Nearly 2.4 million shipping containers moved through the Port of Oakland in 2014, a level last reached in 2006 and 2007 prior to the most recent recession. The 2014 figure marks a 15 percent jump from the port’s container volume at the nadir of the recession in 2009 and an increase of more than 100 percent over 1990 volumes. Yet at the same time, Oakland’s growth over the past few years has been rather slow, particularly in an era of rapid growth at ports in the Southeastern United States.
Seaports play a crucial role in today’s globalized economy, serving as entry and exit points for billions of dollars’ worth of goods. While their primary role is to facilitate the movement of freight from producers to consumers, wherever those consumers may reside, the ports themselves are significant economic engines for the regions in which they are located. Ports compete against each other for shippers’ business, and an individual port’s success depends not only on the overall level of global trade but also on its unique competitive advantages, such as location or operational efficiency.

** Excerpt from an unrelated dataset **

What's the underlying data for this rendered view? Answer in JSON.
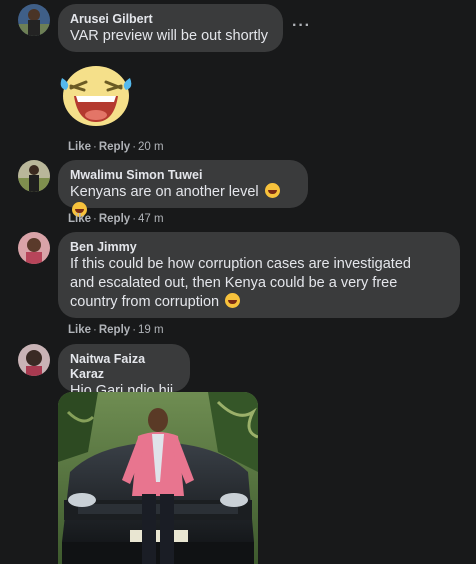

The Ports of Los Angeles and Long Beach stand head and shoulders above all competitors when measured by the number of containers moving through the ports. These adjacent ports serve as the nation’s primary seaport, benefiting from proximity to major domestic West Coast markets and shorter shipping routes to Asia. On the East Coast, the Port of New York and New Jersey serves as the largest seaport – benefiting from the same advantages as our peers in Southern California. Our region’s primary port, while ranked fifth for quantity of goods moved, is smaller than the nation’s “megaports” and moves just one-sixth the goods of Los Angeles and Long Beach combined.
Like most other U.S. ports, the Port of Oakland recorded a significant dip in freight movement between 2008 and 2010 as a result of reduced economic activity during the depths of the Great Recession. However, post-recession gains have been stronger at several competing ports, including the Port of Savannah. Notably, Savannah surpassed the Port of Oakland for the number four spot on the list of the nation’s ten largest container ports in 2006.
Metro Comparison for Sea Port Activity
Port of Oakland: Container Statistics (1990-2015)
American Association of Port Authorities: Western Hemisphere Port TEU Container Volumes (1990-2015)
Image: Flickr (Creative Commons license), Photographer: John Marx
Container volumes include both empty and full containers that move through a given port; they include imports, exports, and domestic freight flows.